Your parents gave their lives to keep you alive, Harry. A poor way to repay them — gambling their sacrifice for a bag of magic tricks.
We never know how to put ourselves in the place of children; we do not enter into their ideas; we lend them ours, and, always following our own reasonings, with chains of truths we heap up only follies and errors in their heads.[Nous ne savons jamais nous mettre à la place des enfants; nous n’entrons pas dans leurs idées, nous leur prêtons les nôtres; et, suivant toujours nos propres raisonnements, avec des chaînes de vérités nous n’entassons qu’extravagances et qu’erreurs dans leur tête.]
Thus parents, by humouring and cockering them when little, corrupt the principles of nature in their children, and wonder afterwards to taste the bitter waters, when they themselves have poisoned the fountain.
There is no good father, that’s the rule. Don’t lay the blame on men but on the bond of paternity, which is rotten. To beget children, nothing better; to have them, what iniquity!
The character and history of each child may be a new and poetic experience to the parent, if he will let it.
Some parents are so blinded by a fatherly fondness, that they mistake the very imperfections of their children for so many beauties, and the folly and impertinence of the brave boy must pass upon their friends and acqaaintance for wit and sense.
Parents take far too much notice of their children these days. Bring back the good old days of benign indifference.

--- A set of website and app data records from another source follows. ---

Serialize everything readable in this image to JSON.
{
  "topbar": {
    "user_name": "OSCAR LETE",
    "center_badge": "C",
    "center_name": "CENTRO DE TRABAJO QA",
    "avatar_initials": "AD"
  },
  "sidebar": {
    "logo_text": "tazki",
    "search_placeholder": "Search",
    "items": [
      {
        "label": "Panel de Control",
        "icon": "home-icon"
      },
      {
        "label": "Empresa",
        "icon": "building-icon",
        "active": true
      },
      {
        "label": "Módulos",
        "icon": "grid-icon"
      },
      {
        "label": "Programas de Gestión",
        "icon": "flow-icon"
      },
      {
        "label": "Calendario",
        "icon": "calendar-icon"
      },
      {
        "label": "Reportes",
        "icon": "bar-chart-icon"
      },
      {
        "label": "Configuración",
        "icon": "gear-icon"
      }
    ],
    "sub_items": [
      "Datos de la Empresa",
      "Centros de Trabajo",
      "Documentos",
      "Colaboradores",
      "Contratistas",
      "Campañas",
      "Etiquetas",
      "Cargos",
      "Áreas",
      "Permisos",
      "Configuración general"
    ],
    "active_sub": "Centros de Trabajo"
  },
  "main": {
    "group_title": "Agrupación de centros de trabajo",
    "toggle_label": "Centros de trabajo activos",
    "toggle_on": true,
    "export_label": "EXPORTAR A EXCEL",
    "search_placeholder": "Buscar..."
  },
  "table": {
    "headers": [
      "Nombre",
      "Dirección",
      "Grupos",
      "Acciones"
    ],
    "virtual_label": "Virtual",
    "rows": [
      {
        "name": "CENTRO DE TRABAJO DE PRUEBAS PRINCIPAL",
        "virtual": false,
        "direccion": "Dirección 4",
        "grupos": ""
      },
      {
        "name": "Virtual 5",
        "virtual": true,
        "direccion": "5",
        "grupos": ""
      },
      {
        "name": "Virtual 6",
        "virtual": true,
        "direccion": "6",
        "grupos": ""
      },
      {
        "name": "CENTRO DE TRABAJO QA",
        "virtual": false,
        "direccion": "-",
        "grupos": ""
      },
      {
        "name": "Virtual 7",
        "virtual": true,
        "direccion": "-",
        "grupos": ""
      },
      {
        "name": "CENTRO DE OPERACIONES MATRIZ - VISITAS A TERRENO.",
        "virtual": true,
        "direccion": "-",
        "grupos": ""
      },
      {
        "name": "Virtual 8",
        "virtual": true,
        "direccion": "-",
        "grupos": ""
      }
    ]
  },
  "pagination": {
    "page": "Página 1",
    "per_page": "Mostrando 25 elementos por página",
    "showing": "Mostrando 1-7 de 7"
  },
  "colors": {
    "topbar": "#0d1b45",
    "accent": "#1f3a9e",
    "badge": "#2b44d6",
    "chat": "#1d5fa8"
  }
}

Of course, everyone’s parents are embarrassing. It goes with the territory. The nature of parents is to embarrass merely by existing, just as it is the nature of children of a certain age to cringe with embarrassment, shame, and mortification should their parents so much as speak to them on the street.